## WORK ORDER
With pictures removed, output every record below exactly as written.

Records excerpted from a collection:
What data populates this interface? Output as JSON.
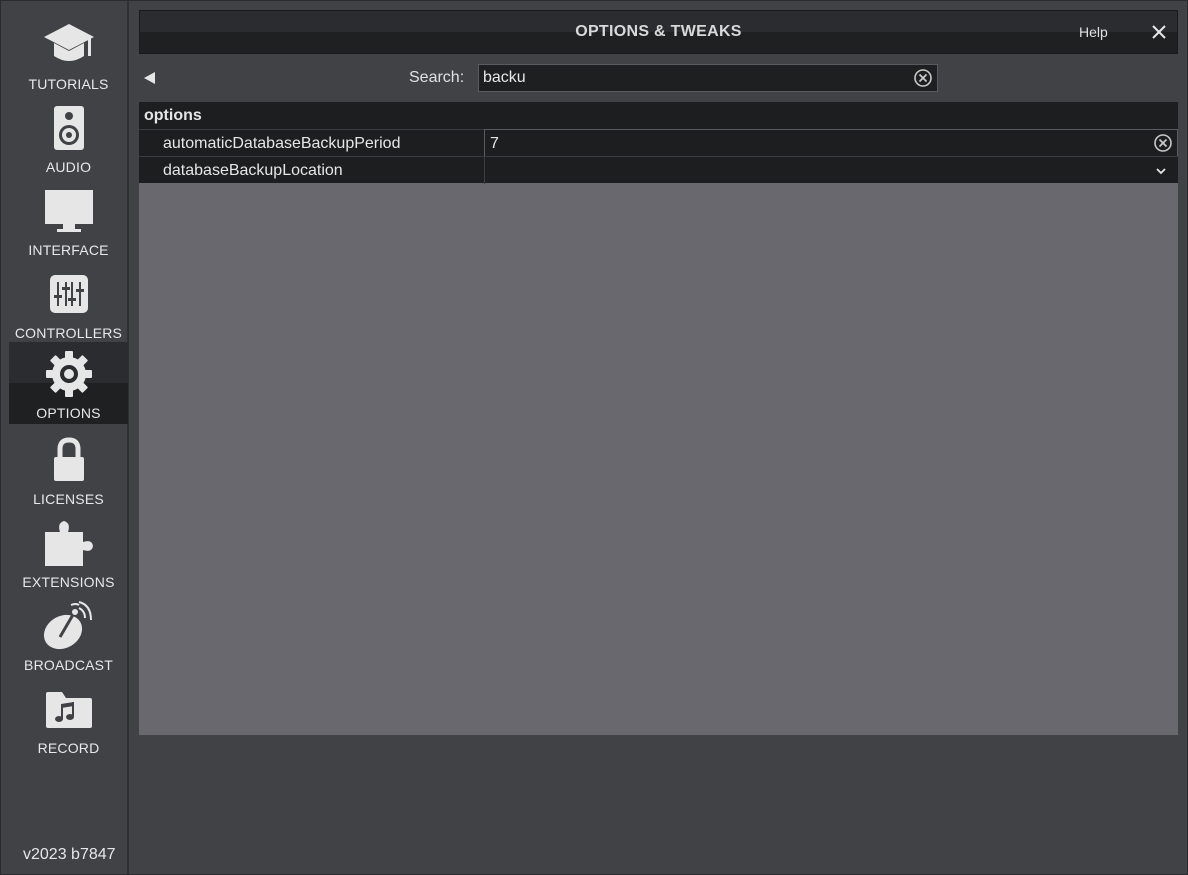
{
  "window": {
    "title": "OPTIONS & TWEAKS",
    "help_label": "Help",
    "close_icon": "close-icon"
  },
  "sidebar": {
    "items": [
      {
        "label": "TUTORIALS",
        "icon": "graduation-cap-icon",
        "active": false
      },
      {
        "label": "AUDIO",
        "icon": "speaker-icon",
        "active": false
      },
      {
        "label": "INTERFACE",
        "icon": "monitor-icon",
        "active": false
      },
      {
        "label": "CONTROLLERS",
        "icon": "sliders-icon",
        "active": false
      },
      {
        "label": "OPTIONS",
        "icon": "gear-icon",
        "active": true
      },
      {
        "label": "LICENSES",
        "icon": "lock-icon",
        "active": false
      },
      {
        "label": "EXTENSIONS",
        "icon": "puzzle-icon",
        "active": false
      },
      {
        "label": "BROADCAST",
        "icon": "satellite-dish-icon",
        "active": false
      },
      {
        "label": "RECORD",
        "icon": "music-folder-icon",
        "active": false
      }
    ],
    "version": "v2023 b7847"
  },
  "search": {
    "label": "Search:",
    "value": "backu"
  },
  "results": {
    "section": "options",
    "rows": [
      {
        "name": "automaticDatabaseBackupPeriod",
        "value": "7",
        "control": "clear"
      },
      {
        "name": "databaseBackupLocation",
        "value": "",
        "control": "dropdown"
      }
    ]
  },
  "colors": {
    "background": "#414246",
    "panel": "#69686e",
    "row": "#1d1e20",
    "icon": "#e6e6e6"
  }
}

## EXERCISE ANSWER
What data populates this interface? Output as JSON.
{
  "window": {
    "title": "OPTIONS & TWEAKS",
    "help_label": "Help",
    "close_icon": "close-icon"
  },
  "sidebar": {
    "items": [
      {
        "label": "TUTORIALS",
        "icon": "graduation-cap-icon",
        "active": false
      },
      {
        "label": "AUDIO",
        "icon": "speaker-icon",
        "active": false
      },
      {
        "label": "INTERFACE",
        "icon": "monitor-icon",
        "active": false
      },
      {
        "label": "CONTROLLERS",
        "icon": "sliders-icon",
        "active": false
      },
      {
        "label": "OPTIONS",
        "icon": "gear-icon",
        "active": true
      },
      {
        "label": "LICENSES",
        "icon": "lock-icon",
        "active": false
      },
      {
        "label": "EXTENSIONS",
        "icon": "puzzle-icon",
        "active": false
      },
      {
        "label": "BROADCAST",
        "icon": "satellite-dish-icon",
        "active": false
      },
      {
        "label": "RECORD",
        "icon": "music-folder-icon",
        "active": false
      }
    ],
    "version": "v2023 b7847"
  },
  "search": {
    "label": "Search:",
    "value": "backu"
  },
  "results": {
    "section": "options",
    "rows": [
      {
        "name": "automaticDatabaseBackupPeriod",
        "value": "7",
        "control": "clear"
      },
      {
        "name": "databaseBackupLocation",
        "value": "",
        "control": "dropdown"
      }
    ]
  },
  "colors": {
    "background": "#414246",
    "panel": "#69686e",
    "row": "#1d1e20",
    "icon": "#e6e6e6"
  }
}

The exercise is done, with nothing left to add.